Imagine you’re sitting on a train. You look out the window and see another train on an adjacent track that appears to be moving. But, has your train stopped while the other train is moving, or are you moving while the other train is stopped?
The same sensory experience-viewing a train-can yield two very different perceptions, leading you to feel either a sensation of yourself in motion or a sensation of being stationary while an object moves around you.
Human brains are constantly faced with such ambiguous sensory inputs. In order to resolve the ambiguity and correctly perceive the world, our brains employ a process known as causal inference.
Causal inference is a key to learning, reasoning, and decision making, but researchers currently know little about the neurons involved in the process.
In order to bridge the gap, a team of researchers at the University of Rochester, including Greg DeAngelis, the George Eastman Professor of Brain and Cognitive Sciences, and Ralf Haefner, an assistant professor of brain and cognitive sciences, received a $12.2 million grant award from the National Institutes of Health for a project to better understand how the brain uses causal inference to distinguish self-motion from object motion.
The five-year award is part of the NIH’s Brain Research through Advancing Innovative Neurotechnologies (BRAIN) initiative. The insights generated by the award, which also involves researchers at New York University, Harvard Medical School, Rice University, and the University of Washington, may have important applications in developing treatments and therapies for neural disorders such as autism and schizophrenia, as well as inspire advances in artificial intelligence.

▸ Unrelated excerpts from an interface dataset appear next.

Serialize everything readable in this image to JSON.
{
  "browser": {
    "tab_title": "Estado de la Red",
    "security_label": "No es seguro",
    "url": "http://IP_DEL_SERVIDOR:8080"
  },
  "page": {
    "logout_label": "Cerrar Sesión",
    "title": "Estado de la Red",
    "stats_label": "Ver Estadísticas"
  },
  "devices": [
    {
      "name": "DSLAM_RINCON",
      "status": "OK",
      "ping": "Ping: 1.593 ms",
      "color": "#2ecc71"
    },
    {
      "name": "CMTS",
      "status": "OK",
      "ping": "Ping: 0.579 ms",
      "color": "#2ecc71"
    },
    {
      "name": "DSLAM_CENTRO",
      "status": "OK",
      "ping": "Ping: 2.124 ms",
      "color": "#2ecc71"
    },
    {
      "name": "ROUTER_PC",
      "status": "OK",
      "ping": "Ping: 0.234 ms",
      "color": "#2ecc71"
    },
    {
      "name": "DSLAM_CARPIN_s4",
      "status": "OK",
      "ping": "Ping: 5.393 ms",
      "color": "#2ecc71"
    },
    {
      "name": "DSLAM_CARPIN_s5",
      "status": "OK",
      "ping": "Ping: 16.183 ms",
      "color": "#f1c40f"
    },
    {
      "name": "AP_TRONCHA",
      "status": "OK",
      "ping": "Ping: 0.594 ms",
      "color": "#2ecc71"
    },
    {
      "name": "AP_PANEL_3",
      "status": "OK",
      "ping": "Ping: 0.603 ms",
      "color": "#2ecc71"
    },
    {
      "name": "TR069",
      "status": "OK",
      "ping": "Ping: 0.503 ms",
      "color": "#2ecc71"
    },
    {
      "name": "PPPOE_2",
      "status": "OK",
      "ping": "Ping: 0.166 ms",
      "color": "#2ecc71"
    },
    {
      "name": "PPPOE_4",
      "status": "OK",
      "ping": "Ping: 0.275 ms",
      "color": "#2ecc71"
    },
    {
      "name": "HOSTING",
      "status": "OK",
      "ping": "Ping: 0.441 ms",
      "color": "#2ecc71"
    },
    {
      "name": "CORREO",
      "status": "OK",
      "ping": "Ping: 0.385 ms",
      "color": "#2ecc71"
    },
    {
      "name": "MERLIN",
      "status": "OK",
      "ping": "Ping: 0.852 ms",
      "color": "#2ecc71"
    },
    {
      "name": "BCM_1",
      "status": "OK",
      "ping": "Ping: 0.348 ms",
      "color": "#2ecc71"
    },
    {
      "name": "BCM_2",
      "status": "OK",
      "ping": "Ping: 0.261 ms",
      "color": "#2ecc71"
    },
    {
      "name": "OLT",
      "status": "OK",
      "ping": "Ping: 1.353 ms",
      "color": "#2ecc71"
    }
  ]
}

“This NIH BRAIN Initiative Award is the biggest research award in the history of the Department Brain and Cognitive Sciences,” says Duje Tadin, professor and chair of the department at Rochester. “It aims to solve the key question of how our brains interpret the information collected by our senses. This research builds on a longstanding strength of BCS of using computational methods to understand both behavior and underlying neural mechanisms.”
Unraveling a complicated circuit of neurons
Causal inference involves a complicated circuit of neurons and other sensory mechanisms that are not widely understood, DeAngelis says, because “sensory perception works so well most of the time, so we take for granted how difficult of a computational problem it is.”
In actuality, sensory signals are noisy and incomplete. Additionally, there are many possible events that could happen in the world that would produce similar patterns of sensory input.
Consider a spot of light that moves across the retina of the eye. The same visual input could be the result of a variety of situations: it could be caused by an object that moves in the world while the viewer remains stationary, such as a person standing still at a window and observing a moving ambulance with a flashing light; it could be caused by a moving observer viewing a stationary object, such as a runner noticing a lamppost from a distance; or it could be caused by many different combinations of object motion, self-motion, and depth.
The brain has a difficult problem to solve: it must infer what most likely caused the specific pattern of sensory signals that it received. It can then draw conclusions about the situation and plan appropriate actions in response.
Using data science, lab experiments, computer models, and cognitive theory, DeAngelis, Haefner, and their colleagues will pinpoint single neurons and groups of neurons that are involved in the process. Their goal is to identify how the brain generates a consistent view of reality through interactions between the parts of the brain that process sensory stimuli and the parts of the brain that make decisions and plan actions.
Developing therapies and artificial intelligence
Recognizing how the brain uses causal inference to separate self-motion from object motion may help in designing artificial intelligence and autopilot devices.
“Understanding how the brain infers self-motion and object motion might provide inspiration for improving existing algorithms for autopilot devices on planes and self-driving cars,” Haefner says.
For example, a plane’s circuitry must take into account the plane’s self-motion in the air while also avoiding other moving planes appearing around it.
The research may additionally have important applications in developing treatments and therapies for neural disorders such as autism and schizophrenia, conditions in which casual inference is thought to be impaired.
“While the project is basic science focused on understanding the fundamental mechanisms of causal inference, this knowledge should eventually be applicable to the treatment of these disorders,” DeAngelis says.